__THE PROBLEM__.
Each line with the word "Alter" must appear in the answer, copied from the records.

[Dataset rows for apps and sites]
++++++++++++++++++++

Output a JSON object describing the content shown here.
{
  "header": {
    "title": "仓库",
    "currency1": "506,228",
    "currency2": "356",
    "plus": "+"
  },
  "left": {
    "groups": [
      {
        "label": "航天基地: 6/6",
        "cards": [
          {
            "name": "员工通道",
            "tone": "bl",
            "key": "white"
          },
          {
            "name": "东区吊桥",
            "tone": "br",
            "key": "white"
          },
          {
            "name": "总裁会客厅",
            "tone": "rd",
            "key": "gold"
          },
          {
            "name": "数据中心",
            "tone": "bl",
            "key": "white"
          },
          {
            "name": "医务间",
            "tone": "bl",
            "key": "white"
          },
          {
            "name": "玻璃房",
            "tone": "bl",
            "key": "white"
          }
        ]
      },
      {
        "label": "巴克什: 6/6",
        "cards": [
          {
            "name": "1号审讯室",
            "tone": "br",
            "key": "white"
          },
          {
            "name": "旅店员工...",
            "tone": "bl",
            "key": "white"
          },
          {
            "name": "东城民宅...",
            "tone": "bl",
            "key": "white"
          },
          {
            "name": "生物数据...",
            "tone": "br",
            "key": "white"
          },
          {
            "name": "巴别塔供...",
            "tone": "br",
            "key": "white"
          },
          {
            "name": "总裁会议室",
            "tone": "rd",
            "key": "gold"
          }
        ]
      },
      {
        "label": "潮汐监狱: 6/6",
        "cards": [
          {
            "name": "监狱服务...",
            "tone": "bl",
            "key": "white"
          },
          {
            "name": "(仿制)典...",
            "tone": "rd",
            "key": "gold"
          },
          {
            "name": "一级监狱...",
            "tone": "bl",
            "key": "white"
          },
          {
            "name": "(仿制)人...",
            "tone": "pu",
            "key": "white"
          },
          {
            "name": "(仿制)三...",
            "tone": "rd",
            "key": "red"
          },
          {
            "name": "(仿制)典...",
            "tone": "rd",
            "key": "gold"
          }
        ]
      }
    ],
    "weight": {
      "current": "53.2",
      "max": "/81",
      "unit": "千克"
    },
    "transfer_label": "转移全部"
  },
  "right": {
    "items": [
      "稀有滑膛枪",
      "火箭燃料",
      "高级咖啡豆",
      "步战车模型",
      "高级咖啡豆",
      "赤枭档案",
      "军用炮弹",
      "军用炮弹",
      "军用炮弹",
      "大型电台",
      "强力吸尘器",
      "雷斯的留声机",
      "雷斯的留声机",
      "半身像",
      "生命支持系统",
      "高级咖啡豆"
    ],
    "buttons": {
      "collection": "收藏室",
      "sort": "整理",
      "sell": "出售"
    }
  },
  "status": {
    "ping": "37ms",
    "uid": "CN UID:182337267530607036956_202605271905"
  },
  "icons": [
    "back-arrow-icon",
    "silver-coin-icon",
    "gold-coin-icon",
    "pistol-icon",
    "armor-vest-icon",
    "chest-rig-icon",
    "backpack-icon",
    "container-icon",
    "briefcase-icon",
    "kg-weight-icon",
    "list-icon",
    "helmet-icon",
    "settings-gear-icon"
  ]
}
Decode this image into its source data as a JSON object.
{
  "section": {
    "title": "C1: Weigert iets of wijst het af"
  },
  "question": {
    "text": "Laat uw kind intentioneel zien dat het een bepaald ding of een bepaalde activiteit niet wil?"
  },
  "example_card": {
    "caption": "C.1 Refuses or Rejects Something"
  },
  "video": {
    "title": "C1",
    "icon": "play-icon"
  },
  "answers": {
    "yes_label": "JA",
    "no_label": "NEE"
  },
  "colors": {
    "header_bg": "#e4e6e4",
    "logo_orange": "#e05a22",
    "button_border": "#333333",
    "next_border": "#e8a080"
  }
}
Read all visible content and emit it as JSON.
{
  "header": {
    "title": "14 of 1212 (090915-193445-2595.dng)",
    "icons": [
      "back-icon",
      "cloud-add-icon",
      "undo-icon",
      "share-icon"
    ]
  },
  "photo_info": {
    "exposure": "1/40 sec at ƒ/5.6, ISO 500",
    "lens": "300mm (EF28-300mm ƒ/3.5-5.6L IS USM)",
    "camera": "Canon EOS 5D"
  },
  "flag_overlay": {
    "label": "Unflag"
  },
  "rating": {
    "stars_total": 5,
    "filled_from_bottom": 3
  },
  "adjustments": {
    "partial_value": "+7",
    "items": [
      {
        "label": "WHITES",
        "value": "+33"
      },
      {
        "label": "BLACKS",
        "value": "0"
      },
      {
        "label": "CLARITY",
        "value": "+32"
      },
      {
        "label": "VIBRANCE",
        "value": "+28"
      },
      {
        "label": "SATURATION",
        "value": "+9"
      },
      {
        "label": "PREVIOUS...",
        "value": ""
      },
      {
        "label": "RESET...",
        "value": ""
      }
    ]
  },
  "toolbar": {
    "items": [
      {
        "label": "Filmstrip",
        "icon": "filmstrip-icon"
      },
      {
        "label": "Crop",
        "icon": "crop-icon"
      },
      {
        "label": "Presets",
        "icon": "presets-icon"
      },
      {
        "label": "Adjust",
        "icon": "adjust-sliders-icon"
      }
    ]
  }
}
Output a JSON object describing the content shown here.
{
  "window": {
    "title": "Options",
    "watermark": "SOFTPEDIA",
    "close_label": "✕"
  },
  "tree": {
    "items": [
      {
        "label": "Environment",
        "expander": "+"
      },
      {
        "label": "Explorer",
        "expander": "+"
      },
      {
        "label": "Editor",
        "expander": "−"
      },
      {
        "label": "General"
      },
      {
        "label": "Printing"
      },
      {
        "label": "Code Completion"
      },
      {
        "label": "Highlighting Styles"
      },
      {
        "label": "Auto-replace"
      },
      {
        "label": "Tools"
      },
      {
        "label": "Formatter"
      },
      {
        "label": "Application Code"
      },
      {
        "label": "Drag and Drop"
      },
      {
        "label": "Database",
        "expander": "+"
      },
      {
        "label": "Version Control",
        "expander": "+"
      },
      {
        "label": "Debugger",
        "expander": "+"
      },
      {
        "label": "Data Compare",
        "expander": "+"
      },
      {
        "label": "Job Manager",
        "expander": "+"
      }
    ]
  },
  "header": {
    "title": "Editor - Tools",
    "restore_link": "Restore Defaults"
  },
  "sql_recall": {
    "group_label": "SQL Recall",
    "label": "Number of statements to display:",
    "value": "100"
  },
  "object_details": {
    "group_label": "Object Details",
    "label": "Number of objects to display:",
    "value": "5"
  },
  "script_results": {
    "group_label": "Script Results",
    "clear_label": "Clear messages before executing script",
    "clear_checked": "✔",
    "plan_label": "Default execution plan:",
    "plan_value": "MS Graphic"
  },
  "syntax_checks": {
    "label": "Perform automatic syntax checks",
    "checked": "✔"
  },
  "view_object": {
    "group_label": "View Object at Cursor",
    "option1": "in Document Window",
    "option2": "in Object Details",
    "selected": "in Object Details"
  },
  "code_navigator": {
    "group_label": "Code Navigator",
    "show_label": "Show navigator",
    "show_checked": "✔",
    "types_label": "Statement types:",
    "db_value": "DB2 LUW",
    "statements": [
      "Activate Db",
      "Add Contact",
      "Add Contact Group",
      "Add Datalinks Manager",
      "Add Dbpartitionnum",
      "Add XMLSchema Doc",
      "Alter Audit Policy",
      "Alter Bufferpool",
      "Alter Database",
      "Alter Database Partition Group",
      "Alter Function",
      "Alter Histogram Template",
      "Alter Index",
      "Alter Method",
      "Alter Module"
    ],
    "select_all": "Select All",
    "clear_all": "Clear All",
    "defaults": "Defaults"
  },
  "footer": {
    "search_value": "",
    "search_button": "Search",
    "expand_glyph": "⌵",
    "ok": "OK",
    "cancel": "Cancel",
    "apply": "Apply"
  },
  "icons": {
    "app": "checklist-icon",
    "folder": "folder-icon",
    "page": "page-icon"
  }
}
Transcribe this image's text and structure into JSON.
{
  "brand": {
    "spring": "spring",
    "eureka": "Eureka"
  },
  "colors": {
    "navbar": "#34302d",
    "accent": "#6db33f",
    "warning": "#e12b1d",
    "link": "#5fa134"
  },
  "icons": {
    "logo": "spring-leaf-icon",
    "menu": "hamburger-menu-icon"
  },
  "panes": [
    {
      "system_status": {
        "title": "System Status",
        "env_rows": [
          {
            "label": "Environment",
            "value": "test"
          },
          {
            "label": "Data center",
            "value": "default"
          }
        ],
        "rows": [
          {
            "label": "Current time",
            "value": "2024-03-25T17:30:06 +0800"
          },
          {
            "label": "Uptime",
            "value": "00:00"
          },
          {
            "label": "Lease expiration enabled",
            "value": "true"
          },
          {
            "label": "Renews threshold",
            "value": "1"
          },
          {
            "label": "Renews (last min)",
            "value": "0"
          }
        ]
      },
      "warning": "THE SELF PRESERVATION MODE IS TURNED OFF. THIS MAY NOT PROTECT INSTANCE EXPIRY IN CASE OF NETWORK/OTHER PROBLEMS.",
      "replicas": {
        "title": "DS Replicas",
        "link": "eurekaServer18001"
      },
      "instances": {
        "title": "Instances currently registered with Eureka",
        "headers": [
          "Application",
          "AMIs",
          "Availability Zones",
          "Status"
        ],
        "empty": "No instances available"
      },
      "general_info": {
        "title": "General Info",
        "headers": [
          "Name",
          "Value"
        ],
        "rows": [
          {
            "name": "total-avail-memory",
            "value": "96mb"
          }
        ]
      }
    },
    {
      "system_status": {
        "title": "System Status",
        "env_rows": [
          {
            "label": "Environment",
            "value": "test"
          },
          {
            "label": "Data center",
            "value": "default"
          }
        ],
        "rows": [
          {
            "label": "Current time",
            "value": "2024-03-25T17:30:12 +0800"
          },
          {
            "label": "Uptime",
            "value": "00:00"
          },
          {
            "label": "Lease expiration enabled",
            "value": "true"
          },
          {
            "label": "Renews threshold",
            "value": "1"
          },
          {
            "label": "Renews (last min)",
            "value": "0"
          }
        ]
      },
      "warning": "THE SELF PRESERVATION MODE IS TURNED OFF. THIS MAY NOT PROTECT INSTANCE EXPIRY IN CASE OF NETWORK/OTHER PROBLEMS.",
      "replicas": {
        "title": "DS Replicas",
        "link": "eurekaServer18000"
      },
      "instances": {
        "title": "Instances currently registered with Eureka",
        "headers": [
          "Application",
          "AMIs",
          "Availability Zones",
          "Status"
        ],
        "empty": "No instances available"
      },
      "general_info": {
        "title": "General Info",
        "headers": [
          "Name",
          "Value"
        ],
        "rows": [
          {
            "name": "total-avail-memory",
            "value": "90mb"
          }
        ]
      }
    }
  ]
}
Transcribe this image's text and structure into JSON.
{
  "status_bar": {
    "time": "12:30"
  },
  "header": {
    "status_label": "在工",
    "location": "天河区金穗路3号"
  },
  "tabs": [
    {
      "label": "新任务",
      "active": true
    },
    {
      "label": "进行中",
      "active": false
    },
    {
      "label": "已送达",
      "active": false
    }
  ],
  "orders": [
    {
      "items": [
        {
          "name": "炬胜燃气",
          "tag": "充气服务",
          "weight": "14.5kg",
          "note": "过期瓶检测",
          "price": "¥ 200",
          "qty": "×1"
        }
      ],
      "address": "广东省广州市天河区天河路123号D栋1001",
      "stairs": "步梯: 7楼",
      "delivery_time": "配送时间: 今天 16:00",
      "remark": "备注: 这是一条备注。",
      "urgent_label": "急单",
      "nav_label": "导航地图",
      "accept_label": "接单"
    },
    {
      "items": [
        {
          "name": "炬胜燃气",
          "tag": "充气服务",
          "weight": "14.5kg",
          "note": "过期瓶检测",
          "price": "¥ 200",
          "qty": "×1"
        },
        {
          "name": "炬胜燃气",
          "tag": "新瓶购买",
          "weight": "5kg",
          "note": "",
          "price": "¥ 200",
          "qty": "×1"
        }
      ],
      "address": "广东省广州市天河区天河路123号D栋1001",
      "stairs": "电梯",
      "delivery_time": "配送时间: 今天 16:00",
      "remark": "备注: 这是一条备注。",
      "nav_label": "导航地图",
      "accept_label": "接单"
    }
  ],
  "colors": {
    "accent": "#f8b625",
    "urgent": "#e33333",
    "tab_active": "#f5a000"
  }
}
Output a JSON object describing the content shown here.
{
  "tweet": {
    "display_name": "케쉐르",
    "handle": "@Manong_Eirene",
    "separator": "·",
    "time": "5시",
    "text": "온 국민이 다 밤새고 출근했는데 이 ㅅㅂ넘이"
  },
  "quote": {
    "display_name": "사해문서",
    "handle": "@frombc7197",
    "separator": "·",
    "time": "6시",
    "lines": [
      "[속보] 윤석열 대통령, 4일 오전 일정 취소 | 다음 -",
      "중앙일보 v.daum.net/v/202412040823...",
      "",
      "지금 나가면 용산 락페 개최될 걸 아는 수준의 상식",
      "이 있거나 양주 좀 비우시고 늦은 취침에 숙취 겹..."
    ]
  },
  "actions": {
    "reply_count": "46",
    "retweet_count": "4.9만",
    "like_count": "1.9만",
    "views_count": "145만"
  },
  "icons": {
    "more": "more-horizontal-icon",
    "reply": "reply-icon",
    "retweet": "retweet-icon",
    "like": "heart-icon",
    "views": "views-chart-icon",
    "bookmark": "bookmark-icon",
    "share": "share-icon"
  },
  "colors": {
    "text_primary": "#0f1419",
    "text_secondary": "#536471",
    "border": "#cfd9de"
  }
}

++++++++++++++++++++

__EXPECTED ANSWER__.
      "Alter Audit Policy",
      "Alter Bufferpool",
      "Alter Database",
      "Alter Database Partition Group",
      "Alter Function",
      "Alter Histogram Template",
      "Alter Index",
      "Alter Method",
      "Alter Module"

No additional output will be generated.